### Website and app data records
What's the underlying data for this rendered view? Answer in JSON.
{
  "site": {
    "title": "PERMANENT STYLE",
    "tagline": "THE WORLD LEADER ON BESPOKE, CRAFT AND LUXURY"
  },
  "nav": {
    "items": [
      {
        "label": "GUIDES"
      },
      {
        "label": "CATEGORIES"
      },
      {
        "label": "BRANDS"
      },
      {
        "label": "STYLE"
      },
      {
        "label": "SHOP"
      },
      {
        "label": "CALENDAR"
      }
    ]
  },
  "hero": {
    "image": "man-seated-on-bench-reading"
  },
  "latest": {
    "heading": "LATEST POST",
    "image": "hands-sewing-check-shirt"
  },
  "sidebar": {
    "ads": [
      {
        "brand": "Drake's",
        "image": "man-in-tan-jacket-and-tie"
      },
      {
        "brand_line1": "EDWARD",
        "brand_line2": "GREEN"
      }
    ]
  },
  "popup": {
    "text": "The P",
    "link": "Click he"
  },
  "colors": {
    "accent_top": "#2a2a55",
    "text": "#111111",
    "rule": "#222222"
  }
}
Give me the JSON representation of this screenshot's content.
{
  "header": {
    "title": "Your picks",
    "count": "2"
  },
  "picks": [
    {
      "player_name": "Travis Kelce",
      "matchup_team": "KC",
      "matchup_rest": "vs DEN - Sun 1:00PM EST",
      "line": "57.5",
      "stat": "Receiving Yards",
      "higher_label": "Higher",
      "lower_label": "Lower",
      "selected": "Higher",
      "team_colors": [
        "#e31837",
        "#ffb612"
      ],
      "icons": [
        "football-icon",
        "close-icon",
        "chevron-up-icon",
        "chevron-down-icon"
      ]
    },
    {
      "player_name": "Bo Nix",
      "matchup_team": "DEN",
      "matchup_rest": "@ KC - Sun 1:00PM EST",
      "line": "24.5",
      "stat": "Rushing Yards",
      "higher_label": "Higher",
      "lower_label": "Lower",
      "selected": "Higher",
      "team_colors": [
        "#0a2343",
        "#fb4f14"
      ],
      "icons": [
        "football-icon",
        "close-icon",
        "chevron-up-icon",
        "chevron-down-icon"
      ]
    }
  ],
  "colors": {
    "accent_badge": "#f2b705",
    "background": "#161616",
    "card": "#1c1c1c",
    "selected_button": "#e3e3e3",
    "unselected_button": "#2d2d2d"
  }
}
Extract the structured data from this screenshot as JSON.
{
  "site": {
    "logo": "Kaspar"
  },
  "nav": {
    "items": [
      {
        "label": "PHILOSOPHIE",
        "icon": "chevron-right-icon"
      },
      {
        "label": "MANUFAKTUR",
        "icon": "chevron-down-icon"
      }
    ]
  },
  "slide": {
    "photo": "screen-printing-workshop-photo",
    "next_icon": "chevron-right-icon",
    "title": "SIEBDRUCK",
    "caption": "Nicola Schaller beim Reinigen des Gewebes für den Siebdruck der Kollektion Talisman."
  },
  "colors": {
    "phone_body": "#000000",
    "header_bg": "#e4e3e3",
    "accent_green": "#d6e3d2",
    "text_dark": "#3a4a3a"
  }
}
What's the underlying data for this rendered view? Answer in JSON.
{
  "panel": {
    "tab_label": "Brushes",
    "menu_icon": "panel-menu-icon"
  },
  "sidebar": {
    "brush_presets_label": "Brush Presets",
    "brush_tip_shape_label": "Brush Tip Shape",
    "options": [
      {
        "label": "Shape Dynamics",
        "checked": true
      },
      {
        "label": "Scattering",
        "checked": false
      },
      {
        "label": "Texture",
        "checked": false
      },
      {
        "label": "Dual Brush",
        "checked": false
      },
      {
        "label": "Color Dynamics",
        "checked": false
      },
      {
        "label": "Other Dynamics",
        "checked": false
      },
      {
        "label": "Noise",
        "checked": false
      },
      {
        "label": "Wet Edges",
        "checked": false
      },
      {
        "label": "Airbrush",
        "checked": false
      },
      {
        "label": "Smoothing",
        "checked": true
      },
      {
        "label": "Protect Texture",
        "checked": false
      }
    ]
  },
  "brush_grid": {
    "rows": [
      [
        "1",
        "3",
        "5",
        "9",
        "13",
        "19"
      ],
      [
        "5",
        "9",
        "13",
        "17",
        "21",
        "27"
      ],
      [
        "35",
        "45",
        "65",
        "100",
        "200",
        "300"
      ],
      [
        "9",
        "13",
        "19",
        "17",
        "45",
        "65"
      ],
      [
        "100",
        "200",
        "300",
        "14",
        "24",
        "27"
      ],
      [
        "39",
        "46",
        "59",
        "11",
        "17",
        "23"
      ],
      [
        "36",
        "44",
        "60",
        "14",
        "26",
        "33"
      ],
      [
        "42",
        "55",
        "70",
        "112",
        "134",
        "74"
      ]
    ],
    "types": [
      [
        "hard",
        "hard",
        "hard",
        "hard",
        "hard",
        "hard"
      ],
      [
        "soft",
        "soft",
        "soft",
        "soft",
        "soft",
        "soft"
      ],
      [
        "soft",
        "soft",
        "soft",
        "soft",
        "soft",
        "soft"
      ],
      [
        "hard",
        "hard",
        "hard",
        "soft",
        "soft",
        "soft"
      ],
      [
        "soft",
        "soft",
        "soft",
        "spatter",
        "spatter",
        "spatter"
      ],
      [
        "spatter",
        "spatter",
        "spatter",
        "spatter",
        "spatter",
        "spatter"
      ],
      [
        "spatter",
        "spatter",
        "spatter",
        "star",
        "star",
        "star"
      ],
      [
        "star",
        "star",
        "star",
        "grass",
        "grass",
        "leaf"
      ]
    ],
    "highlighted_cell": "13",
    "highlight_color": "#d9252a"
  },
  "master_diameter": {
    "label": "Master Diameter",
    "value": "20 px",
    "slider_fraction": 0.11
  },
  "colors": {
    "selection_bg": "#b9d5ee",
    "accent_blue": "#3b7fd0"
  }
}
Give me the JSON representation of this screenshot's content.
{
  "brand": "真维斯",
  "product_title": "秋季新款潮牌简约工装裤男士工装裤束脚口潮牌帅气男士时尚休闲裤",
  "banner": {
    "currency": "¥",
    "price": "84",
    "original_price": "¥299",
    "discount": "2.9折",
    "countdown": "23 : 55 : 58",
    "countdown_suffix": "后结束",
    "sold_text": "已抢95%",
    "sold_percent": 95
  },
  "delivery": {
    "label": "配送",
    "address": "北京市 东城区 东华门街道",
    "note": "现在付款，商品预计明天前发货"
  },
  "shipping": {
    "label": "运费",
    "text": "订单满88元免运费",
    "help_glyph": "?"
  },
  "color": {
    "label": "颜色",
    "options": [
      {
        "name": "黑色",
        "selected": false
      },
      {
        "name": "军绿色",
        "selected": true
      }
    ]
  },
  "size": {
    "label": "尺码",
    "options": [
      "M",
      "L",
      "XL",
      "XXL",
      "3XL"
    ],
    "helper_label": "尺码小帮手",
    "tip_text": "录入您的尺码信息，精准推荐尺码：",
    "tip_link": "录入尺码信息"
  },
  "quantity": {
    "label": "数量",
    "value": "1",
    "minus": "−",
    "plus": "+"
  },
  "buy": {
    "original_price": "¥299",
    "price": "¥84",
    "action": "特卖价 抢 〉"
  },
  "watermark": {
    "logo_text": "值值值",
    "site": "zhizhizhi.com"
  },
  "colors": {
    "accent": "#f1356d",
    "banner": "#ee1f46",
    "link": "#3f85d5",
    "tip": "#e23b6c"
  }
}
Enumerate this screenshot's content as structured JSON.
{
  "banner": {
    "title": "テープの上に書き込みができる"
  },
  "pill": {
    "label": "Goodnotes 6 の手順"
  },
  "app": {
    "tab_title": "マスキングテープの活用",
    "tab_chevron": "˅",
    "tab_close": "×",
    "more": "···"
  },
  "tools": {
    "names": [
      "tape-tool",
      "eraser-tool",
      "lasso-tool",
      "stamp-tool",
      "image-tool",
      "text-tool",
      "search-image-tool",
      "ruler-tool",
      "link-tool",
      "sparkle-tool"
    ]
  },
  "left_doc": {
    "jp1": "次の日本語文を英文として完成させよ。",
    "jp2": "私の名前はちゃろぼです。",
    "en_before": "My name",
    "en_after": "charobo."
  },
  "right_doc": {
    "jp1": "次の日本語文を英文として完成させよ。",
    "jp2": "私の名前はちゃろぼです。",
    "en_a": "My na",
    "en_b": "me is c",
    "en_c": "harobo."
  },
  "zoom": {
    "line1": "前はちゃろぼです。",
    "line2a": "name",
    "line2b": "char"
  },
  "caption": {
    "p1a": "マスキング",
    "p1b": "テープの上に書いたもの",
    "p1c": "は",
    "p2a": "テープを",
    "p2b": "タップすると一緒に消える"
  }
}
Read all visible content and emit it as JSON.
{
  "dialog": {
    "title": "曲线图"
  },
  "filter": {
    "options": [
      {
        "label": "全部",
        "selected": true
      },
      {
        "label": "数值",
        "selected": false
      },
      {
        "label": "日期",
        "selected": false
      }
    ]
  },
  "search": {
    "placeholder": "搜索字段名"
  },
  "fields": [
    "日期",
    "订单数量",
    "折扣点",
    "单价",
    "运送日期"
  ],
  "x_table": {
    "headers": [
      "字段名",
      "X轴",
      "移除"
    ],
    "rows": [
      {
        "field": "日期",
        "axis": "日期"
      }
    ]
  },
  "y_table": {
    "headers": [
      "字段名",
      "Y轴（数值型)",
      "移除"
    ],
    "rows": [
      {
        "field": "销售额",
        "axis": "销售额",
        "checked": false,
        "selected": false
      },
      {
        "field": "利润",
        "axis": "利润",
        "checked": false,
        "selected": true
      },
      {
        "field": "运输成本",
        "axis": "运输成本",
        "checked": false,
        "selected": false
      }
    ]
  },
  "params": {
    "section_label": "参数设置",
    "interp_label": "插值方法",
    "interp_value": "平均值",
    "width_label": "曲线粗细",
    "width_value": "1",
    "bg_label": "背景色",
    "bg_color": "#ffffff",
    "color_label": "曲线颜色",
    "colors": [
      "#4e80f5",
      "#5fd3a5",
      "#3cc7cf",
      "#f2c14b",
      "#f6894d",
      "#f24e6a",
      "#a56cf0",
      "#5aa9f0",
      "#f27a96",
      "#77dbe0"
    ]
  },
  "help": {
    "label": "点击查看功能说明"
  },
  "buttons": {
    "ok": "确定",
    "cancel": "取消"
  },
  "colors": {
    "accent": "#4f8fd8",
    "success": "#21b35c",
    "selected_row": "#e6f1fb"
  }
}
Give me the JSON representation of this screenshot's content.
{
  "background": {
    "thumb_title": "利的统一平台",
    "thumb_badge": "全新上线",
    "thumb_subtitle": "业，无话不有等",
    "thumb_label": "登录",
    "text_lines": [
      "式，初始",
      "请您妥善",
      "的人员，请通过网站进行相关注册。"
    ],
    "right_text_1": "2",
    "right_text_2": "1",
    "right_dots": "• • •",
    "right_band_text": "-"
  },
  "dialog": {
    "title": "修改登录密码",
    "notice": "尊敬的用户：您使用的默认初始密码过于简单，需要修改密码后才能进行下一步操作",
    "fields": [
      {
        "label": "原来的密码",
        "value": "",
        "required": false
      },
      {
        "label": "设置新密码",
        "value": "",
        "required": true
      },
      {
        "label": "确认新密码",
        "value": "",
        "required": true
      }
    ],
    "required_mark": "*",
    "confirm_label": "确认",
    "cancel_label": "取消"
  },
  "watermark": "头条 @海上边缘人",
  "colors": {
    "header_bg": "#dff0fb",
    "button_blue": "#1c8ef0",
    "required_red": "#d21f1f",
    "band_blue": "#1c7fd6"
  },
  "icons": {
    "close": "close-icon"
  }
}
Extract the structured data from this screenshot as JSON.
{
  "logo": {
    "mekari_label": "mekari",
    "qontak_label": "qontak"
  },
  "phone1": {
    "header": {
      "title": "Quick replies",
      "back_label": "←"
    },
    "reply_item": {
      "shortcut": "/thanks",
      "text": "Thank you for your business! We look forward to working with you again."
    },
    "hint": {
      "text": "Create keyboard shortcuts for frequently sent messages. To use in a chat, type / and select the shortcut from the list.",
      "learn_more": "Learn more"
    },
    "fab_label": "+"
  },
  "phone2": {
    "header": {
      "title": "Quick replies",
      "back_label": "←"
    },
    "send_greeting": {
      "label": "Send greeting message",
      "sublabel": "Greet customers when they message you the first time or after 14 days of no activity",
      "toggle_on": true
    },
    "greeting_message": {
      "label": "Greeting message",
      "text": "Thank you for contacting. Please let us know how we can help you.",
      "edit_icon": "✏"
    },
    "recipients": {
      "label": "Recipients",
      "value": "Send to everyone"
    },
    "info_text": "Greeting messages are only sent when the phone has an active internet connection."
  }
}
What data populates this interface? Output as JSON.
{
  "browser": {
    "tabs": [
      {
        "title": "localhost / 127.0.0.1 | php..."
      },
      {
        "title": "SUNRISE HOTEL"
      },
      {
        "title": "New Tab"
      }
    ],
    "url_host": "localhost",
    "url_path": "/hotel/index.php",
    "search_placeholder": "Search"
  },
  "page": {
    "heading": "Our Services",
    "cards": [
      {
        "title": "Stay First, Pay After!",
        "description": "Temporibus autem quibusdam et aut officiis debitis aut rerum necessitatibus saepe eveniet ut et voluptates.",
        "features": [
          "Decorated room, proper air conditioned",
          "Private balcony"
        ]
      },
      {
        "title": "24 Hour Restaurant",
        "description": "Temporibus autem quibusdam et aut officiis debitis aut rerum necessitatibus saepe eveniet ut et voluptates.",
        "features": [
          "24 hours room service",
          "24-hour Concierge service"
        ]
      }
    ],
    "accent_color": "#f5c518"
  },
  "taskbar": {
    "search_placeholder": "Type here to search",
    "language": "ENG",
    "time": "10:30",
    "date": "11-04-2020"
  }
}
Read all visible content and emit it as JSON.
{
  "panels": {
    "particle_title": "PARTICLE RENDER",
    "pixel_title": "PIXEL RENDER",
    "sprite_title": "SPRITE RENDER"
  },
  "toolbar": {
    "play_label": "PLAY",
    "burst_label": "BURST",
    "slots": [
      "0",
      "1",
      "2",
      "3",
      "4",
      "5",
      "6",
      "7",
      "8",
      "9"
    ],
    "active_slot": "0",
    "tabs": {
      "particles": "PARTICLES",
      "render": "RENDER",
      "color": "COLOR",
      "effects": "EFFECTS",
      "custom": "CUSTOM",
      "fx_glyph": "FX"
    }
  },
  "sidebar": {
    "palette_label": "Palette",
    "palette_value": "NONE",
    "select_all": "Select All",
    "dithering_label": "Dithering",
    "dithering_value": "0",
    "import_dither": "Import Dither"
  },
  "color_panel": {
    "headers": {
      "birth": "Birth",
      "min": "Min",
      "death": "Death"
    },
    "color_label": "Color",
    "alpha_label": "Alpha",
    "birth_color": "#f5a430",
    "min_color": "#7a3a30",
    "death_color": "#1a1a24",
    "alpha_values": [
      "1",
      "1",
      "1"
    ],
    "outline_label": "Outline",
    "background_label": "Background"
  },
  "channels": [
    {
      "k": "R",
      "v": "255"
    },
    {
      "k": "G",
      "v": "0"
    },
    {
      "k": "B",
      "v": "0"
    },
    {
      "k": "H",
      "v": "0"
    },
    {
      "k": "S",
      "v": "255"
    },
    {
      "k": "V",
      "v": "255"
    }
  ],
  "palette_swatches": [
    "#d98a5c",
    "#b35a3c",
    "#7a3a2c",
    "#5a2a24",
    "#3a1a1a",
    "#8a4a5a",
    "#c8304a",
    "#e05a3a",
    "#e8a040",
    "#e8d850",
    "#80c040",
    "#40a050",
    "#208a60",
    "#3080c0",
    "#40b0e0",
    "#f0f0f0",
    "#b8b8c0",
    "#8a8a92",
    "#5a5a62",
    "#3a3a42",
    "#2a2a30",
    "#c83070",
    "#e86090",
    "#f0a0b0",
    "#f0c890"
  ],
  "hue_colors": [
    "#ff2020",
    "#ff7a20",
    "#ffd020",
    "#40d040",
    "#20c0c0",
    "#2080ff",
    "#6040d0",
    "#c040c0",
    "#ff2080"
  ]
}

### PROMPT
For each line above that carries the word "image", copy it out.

### RESPONSE AREA
    "image": "man-seated-on-bench-reading"
    "image": "hands-sewing-check-shirt"
        "image": "man-in-tan-jacket-and-tie"
      "image-tool",
      "search-image-tool",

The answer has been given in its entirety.